I remember my first attempts at meditation. I could not sit still even for three minutes. Every single worry of mine would come crashing to the front of my mind and overwhelmed with this urgency I would bounce from the session. This is of course absurd. There is nothing in our ordinary world that cannot wait 20 minutes, especially if you clear the time for it. That same 20 minutes spent doomscrolling Twitter somehow doesn’t register. But sit down on the mat for a few seconds and boom, everything explodes. This is of course absurd. You’re a puppet to forces you’re not even aware of it seems. Meditation is about cutting those strings. Where the mind makes us dance like a puppet master, we take our control back from it.
And notice how we talked about “our mind”? We spend most of our time being our minds, not having a mind. And yet we have no problem with the concept that the mind belongs to us. And what is this thing that the mind belongs to? This is the question we pose when we meditate. As Ramana Maharishi asked – Who am I?
Everyone has their own style of approaching this question. There are those who seek to gather as much knowledge about the process and then undertake a careful and disciplined study of the problem, with lots of concepts and nuances and so on. Why you just have to idly peruse some Buddhist websites and you will see the number of concepts and the various arguments as to their interpretation. I’m not like that. I’m more firmly in the empericist camp. Sit, see what happens and then try and figure out if there’s a concept that’s needed. So naturally there is a school of thought that says the same thing, since the ancients had seen and heard everything already.
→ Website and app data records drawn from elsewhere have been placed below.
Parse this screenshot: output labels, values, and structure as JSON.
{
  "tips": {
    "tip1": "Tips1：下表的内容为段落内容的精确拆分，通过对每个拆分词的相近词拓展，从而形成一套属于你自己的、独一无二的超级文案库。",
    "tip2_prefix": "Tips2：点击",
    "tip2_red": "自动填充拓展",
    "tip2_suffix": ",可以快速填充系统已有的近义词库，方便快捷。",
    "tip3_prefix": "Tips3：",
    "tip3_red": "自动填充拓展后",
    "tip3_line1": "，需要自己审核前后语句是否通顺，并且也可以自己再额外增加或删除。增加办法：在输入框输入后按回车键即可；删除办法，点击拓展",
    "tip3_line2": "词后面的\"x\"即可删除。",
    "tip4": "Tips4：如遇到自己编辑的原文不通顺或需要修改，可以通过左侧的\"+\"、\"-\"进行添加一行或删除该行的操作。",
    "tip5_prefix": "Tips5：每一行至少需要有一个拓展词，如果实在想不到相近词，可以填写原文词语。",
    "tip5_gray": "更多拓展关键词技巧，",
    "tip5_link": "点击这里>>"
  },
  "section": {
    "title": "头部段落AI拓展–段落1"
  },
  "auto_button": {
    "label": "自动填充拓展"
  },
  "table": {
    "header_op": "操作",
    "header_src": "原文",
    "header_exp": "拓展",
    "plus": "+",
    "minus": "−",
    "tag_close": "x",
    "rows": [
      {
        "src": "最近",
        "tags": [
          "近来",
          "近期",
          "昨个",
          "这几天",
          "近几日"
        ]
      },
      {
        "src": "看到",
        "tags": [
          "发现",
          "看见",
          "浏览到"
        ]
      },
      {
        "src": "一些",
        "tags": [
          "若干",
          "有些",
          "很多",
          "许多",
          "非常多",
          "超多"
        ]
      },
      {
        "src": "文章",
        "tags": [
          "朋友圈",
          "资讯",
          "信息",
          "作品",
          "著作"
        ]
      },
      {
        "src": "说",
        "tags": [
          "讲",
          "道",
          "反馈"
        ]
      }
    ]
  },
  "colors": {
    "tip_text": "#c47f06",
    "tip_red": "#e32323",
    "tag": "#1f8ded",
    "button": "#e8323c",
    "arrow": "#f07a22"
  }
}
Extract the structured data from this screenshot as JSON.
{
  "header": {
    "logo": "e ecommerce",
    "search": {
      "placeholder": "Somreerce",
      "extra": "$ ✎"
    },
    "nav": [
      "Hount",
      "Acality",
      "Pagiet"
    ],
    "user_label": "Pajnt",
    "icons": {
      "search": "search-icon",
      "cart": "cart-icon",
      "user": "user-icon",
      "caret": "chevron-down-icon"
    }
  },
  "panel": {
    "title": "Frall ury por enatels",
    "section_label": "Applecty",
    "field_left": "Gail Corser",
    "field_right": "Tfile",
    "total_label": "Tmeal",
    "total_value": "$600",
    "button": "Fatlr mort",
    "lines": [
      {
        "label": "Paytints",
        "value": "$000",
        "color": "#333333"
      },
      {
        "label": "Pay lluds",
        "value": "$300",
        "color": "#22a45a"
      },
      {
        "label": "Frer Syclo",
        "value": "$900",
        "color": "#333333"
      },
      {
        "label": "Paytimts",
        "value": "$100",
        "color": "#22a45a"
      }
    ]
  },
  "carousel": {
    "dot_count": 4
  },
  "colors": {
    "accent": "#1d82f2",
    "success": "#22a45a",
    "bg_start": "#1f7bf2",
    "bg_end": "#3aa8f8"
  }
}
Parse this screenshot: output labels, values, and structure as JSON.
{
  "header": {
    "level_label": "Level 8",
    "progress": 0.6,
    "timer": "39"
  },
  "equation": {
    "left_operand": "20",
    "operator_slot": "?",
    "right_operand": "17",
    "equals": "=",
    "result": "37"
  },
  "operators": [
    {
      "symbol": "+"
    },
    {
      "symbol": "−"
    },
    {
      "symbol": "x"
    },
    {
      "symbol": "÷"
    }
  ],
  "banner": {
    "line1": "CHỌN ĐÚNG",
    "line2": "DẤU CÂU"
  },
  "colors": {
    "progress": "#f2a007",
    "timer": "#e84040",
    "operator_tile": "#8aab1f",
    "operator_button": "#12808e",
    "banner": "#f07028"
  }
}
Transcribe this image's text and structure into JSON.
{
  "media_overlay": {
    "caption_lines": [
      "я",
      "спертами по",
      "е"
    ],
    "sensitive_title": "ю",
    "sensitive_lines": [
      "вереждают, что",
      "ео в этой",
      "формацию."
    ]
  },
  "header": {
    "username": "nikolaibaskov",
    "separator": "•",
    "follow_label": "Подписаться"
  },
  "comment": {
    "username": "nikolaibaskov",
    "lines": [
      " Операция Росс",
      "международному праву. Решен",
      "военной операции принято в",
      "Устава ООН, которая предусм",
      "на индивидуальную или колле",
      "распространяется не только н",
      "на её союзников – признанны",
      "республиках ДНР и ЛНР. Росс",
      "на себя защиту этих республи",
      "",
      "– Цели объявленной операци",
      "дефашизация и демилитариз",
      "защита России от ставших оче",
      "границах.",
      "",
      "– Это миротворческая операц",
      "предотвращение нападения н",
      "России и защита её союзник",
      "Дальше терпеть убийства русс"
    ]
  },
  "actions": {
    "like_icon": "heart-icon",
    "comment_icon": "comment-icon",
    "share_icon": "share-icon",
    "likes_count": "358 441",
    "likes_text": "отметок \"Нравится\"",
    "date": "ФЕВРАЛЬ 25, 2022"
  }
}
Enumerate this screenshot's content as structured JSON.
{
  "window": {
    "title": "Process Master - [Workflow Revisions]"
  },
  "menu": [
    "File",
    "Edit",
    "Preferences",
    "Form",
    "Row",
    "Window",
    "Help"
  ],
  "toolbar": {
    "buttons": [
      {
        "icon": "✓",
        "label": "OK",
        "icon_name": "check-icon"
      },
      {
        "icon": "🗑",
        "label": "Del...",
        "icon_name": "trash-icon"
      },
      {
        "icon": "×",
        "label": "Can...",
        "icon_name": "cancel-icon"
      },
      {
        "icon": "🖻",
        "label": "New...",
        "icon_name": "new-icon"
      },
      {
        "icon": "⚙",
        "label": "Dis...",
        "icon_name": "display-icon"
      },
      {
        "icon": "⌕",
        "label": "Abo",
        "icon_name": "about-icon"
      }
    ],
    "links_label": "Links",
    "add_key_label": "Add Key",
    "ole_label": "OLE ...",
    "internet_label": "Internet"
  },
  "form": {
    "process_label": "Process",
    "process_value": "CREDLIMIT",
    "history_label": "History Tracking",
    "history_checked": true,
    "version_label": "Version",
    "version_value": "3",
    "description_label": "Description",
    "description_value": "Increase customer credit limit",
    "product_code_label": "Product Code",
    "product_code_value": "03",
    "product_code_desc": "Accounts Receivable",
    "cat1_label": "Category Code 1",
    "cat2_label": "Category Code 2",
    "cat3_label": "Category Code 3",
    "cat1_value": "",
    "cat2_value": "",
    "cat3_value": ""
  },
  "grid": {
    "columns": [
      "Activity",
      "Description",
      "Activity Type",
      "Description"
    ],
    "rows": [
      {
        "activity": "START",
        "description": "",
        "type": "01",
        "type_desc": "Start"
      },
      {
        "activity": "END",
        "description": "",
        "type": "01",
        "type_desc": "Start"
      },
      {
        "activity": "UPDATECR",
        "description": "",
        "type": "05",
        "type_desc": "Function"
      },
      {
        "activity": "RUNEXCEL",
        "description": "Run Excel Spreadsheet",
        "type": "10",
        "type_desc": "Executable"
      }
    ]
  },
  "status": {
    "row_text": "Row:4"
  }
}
Just fucking sit. Set a timer, close your eyes, and just sit.
Try and sit still.
Try and sit still for longer than you did last week.
Now stop trying and just sit.
Just sit and let the thoughts come. Don’t focus on your breath or try not to think. Think. Soon thoughts will bore you and you will notice that there’s a thinker, separate from the thoughts.
Say hello to this thinker. Watch your thoughts pass by. Or get lost in them. It doesn’t matter.
Tomorrow sit a little longer.
After 30 days of sitting every day, set a time and sit every day at that time.
After 60 days, wake up early and sit first thing in the morning.
In 90 days, try and sit still with your eyes closed for two hours at least once.
Sit for longer than you think you can sit. And just sit.
The mind, like turbid water left alone, will settle of its own accord. You don’t need to do anything.
Later you will ask simple questions like ‘Do I walk, or does walking happen?’. Trust me, it will make sense.
So young man, don’t just do something, sit there!
There are tonnes of videos on the web. The only one’s worth watching and listening to are by Baba Ram Dass. Everything else can be safely ignored. Here’s one
But don’t get lost in this shit. You don’t know it yet, but you already know everything, just like you know how to walk or to breathe or to digest your food. Watching videos is not sitting. Sitting is sitting. Just sit.
After you’re done 90 days, we can talk more. Until then good luck and Godspeed!